You might regard this album title as an over-extended pun. Not only does it include more blues/American-influenced material than my previous albums (though I’m not sure how to quantify the exact percentage), but it also draws some inspiration (if that’s the right word) from life on the road. Though in fact my own time as a professional musician was extremely short, and no agent was getting very fat on ten percent of my income at that time. And at this time of my life, I don’t think I’ll be spending much time playing live again, let alone living in a tour bus.

If I ever belonged to a particular ‘school’ of songwriter, it was probably that very English group that included people like Bill Caddick, Peter Bond, Bernie Parry et al. (Whatever happened to Al?) Still, looking back (as I have been a lot recently) to the songs I’ve written in the last 50-60 years, I suspect that there is enough material there for at least one more album with a fair amount of Americana influence.

Released May 19, 2021

All songs, guitars and vocals by David A. Harley

(c) all rights reserved

The Road [demo]

Early version of a song from the projected album ‘Ten Percent Blues’. And no, it’s not autobiographical: my own short spell on the road ended in the 70s, and I’ve no particular wish to resume that particular phase of my career at my age.

Words and music (c) David A. Harley

It’s late and the driver has nothing to say
One more stop ahead on an endless highway
One more place to be, and nowhere to stay
For the road was the ruin of me

The tour bus, the tranny, the fluffed chords of fame
The days in the airport, the runaway train
You don’t care for my songs and you don’t know my name
For the road was the ruin of me

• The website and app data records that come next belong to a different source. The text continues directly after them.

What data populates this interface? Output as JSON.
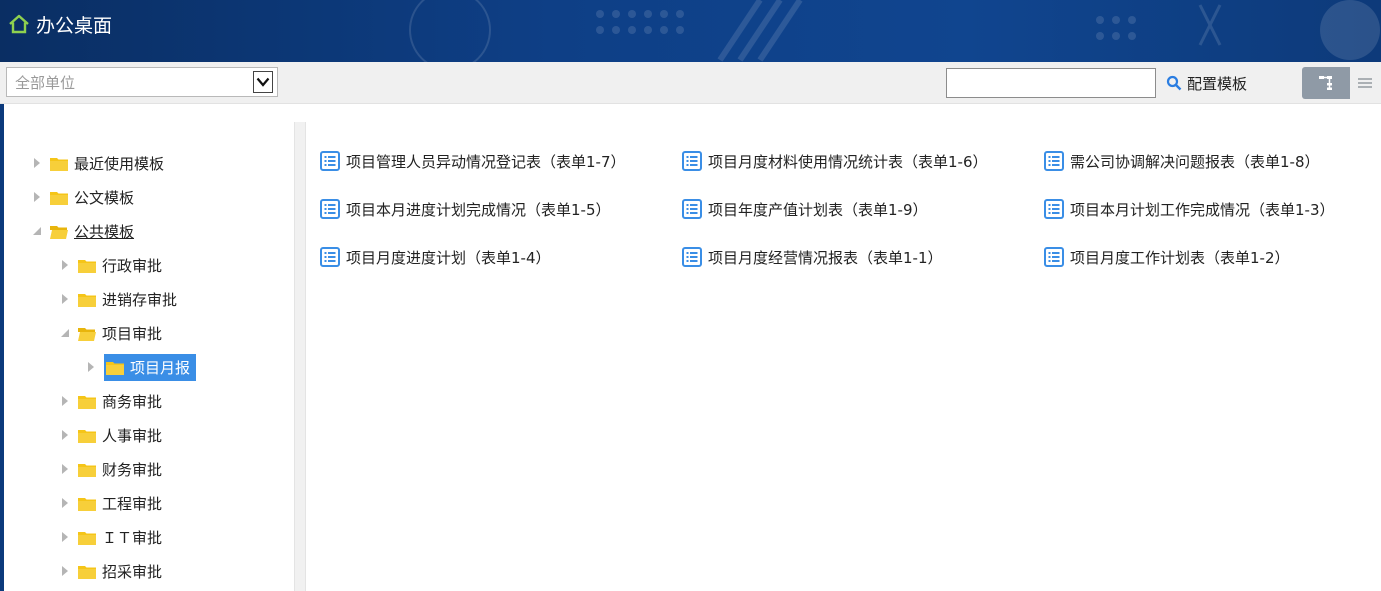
{
  "header": {
    "title": "办公桌面"
  },
  "toolbar": {
    "unit_select": {
      "selected": "全部单位"
    },
    "search": {
      "value": "",
      "placeholder": ""
    },
    "config_label": "配置模板"
  },
  "tree": {
    "items": [
      {
        "label": "最近使用模板",
        "level": 0,
        "state": "collapsed"
      },
      {
        "label": "公文模板",
        "level": 0,
        "state": "collapsed"
      },
      {
        "label": "公共模板",
        "level": 0,
        "state": "expanded"
      },
      {
        "label": "行政审批",
        "level": 1,
        "state": "collapsed"
      },
      {
        "label": "进销存审批",
        "level": 1,
        "state": "collapsed"
      },
      {
        "label": "项目审批",
        "level": 1,
        "state": "expanded"
      },
      {
        "label": "项目月报",
        "level": 2,
        "state": "selected"
      },
      {
        "label": "商务审批",
        "level": 1,
        "state": "collapsed"
      },
      {
        "label": "人事审批",
        "level": 1,
        "state": "collapsed"
      },
      {
        "label": "财务审批",
        "level": 1,
        "state": "collapsed"
      },
      {
        "label": "工程审批",
        "level": 1,
        "state": "collapsed"
      },
      {
        "label": "ＩＴ审批",
        "level": 1,
        "state": "collapsed"
      },
      {
        "label": "招采审批",
        "level": 1,
        "state": "collapsed"
      }
    ]
  },
  "forms": [
    {
      "label": "项目管理人员异动情况登记表（表单1-7）"
    },
    {
      "label": "项目月度材料使用情况统计表（表单1-6）"
    },
    {
      "label": "需公司协调解决问题报表（表单1-8）"
    },
    {
      "label": "项目本月进度计划完成情况（表单1-5）"
    },
    {
      "label": "项目年度产值计划表（表单1-9）"
    },
    {
      "label": "项目本月计划工作完成情况（表单1-3）"
    },
    {
      "label": "项目月度进度计划（表单1-4）"
    },
    {
      "label": "项目月度经营情况报表（表单1-1）"
    },
    {
      "label": "项目月度工作计划表（表单1-2）"
    }
  ],
  "colors": {
    "header_bg": "#0e3f86",
    "folder": "#f5c518",
    "selected_bg": "#3a8ee6",
    "form_icon": "#3a8ee6",
    "home_icon": "#8fd14f"
  }
}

I was never a drifter, I’d no urge to roam
But somehow the tour bus became my home
The scenery fades and the scene is long gone
And the road was the ruin of me

The smoke and the pipe dream, the whisky, the beer
There’s nothing to treasure and nothing to fear
There’s no one here now to send out for some gear
And the road was the ruin of me

The call of the wild, and the song of the road
The end of the game and the call of the void
There’s no one to meet and there’s nowhere to hide
The road was the ruin of me

The heroes and villains, the bait and the switch
The hole in my sock and the travelling itch
I’ll never be famous, I’ll never be rich
For the road was the ruin of me

I drank much too deep at the wishing well
I knew what I wanted but never could tell
Now I’ve only these dreams and these few words to sell
For the road was the ruin of me

All that I’ve learned is how little I know
All I’ve come home to is a new place to go
And it’s never a place that I wanted to be
For the road was the ruin of me